Whitneyville
long player
long player
 
Posts: 2277
Joined: 13 Feb 2009 20:08
Location: Tulsa, OK

United States of America

Re: Cleaning 78S??

Postby smee4 » 19 Jan 2012 04:04

I clean mine with soap and water, and I do it fast. To aid in this, I use a nylon scrubbing brush. If you place the 78 on a well supported flat surface (the draining area beside my stainless steel kitchen sink is perfect) you can really scrub hard and quickly.

I seem to get a lot of 78s covered in a sticky film, which I suspect is tar and nicotene from a previous owner's cigarette smoking. These need a hard scrub. I cannot detect ANY damage from the stiff nylon bristles in the scrubbing brush, and the 78s come up nice and shiny.

Keep labels as dry as possible as they can wrinkle and even come off. If you care about the little paper stamps on some 78s, be VERY careful as they come of easiest of all.
smee4
senior member
senior member
 
Posts: 547
Images: 9
Joined: 04 Jul 2004 08:07

Re: Cleaning 78S??

Postby smee4 » 19 Jan 2012 10:01

Good video. Almost identical to what I do, but for a really dirty 78, you'll need to scrub it a lot harder. I also keep the label a bit drier by not immersing the 78. Instead I use a soft paintbrush to brush the soapy water around the record, trying to avoid the label.
smee4
senior member
senior member
 
Posts: 547
Images: 9
Joined: 04 Jul 2004 08:07

Re: Cleaning 78S??

Postby thermionics » 12 Feb 2012 13:43

There's a movie called "Desperate Man Blues", It's a Great Documentary about an american record collector of Jazz, Country and Hillbilly music.
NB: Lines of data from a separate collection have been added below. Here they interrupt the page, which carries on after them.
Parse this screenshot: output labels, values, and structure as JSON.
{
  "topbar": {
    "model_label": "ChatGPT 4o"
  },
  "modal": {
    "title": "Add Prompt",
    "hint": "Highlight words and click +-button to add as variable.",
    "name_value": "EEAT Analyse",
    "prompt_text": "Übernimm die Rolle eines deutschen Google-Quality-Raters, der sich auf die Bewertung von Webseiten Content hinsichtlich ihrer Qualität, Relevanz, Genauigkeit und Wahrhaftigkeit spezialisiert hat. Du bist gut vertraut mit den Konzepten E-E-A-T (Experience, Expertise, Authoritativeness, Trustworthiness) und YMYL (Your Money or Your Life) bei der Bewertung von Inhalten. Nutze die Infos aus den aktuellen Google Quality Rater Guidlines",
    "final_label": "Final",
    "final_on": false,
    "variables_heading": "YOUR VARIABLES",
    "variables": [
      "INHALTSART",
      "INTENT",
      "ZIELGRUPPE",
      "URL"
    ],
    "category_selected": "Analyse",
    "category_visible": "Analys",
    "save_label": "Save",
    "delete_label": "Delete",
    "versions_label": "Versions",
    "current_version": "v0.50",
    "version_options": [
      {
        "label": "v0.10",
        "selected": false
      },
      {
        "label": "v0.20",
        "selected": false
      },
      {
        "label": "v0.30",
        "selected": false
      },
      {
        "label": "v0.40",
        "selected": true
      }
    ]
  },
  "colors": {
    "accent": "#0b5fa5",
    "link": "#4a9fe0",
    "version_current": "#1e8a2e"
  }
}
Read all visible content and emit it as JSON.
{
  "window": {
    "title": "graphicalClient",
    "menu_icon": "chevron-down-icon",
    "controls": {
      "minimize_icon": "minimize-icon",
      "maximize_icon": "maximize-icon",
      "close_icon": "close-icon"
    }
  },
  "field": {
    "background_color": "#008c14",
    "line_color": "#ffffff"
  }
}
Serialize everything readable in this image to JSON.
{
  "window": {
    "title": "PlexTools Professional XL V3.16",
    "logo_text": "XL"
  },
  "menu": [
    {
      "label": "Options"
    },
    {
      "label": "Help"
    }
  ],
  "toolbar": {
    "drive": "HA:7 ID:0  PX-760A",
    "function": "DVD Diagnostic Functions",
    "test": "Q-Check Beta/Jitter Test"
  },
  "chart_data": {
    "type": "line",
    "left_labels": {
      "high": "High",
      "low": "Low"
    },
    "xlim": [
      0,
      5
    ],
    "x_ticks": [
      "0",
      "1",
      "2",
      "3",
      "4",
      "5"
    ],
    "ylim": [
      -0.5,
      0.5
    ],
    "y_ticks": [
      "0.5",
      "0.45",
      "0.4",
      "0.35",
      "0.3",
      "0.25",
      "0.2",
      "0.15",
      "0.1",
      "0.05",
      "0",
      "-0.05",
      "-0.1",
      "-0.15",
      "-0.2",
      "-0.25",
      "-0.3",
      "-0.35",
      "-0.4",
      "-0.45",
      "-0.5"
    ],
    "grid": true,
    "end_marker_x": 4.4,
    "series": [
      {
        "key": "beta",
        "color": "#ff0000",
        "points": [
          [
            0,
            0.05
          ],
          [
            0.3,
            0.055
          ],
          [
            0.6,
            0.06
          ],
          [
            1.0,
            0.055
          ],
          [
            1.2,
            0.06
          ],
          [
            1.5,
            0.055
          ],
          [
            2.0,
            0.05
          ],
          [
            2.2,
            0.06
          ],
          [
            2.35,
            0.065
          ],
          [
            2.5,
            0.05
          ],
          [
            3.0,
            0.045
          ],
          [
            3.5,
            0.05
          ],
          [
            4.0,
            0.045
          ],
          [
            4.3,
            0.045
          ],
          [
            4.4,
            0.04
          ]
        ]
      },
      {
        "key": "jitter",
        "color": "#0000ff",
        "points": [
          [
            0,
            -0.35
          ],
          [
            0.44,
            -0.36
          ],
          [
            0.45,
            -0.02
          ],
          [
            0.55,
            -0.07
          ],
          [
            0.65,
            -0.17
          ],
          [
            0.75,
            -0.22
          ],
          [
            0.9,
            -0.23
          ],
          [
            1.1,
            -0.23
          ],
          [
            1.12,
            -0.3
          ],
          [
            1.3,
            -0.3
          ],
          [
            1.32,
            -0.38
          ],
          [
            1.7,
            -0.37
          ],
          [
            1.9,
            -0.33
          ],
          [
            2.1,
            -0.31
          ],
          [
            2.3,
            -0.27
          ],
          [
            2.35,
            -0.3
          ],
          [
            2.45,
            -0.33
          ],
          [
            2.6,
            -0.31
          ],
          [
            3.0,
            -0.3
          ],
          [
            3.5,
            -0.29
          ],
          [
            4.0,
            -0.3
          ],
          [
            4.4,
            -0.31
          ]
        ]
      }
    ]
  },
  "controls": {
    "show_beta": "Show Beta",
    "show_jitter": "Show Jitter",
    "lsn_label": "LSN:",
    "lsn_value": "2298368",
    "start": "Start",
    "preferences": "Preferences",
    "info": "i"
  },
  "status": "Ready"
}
He possibly has the best 78 collection of its type on earth.

One of the DVD extra's is "How to clean 78's" I like to show this to my OC friends to freak them out.

He basically vigorously scrubs his 78's with an old stiff wooden laundry brush and soapy water.

I don't necessarily claim this is the best method, but, he's a serious enthusiast and it obviously works for him.
thermionics
junior member
junior member
 
Posts: 21
Images: 22
Joined: 21 Apr 2009 12:18
Location: au

Re: Cleaning 78S??

Postby smee4 » 12 Feb 2012 22:55

I do this too. Except mine is a modern plastic equivalent brush - not wooden.
smee4
senior member
senior member
 
Posts: 547
Images: 9
Joined: 04 Jul 2004 08:07

Re: Cleaning 78S??

Postby 78 archivist » 14 Feb 2012 23:32

smee4 wrote:I do this too. Except mine is a modern plastic equivalent brush - not wooden.


Have you seen the video though? It was just put up on YouTube.

Deleted scene. (caution - treatment maybe considered graphic)

I cringed in astonishment. Microscopic photography of the grooves will most definitely demonstrate degradation. And to think he owns records which individually are worth more than most of our entire sound systems. :shock:

But he did save a lot of the most important American music from being lost. =D>
78 archivist
member
member
 
Posts: 52
Images: 4
Joined: 20 Jan 2012 21:04
Location: shellacengine

United States of America

Re: Cleaning 78S??

Postby smee4 » 15 Feb 2012 04:45

I didn't cringe. I scrub them like this. You can look at the non-grooved bits and not see any added scratches. Shellac is hard enough that a scrubbing brush, or shoe brush doesn't seem to harm them.
smee4
senior member
senior member
 
Posts: 547
Images: 9
Joined: 04 Jul 2004 08:07

PreviousNext

Return to 78rpm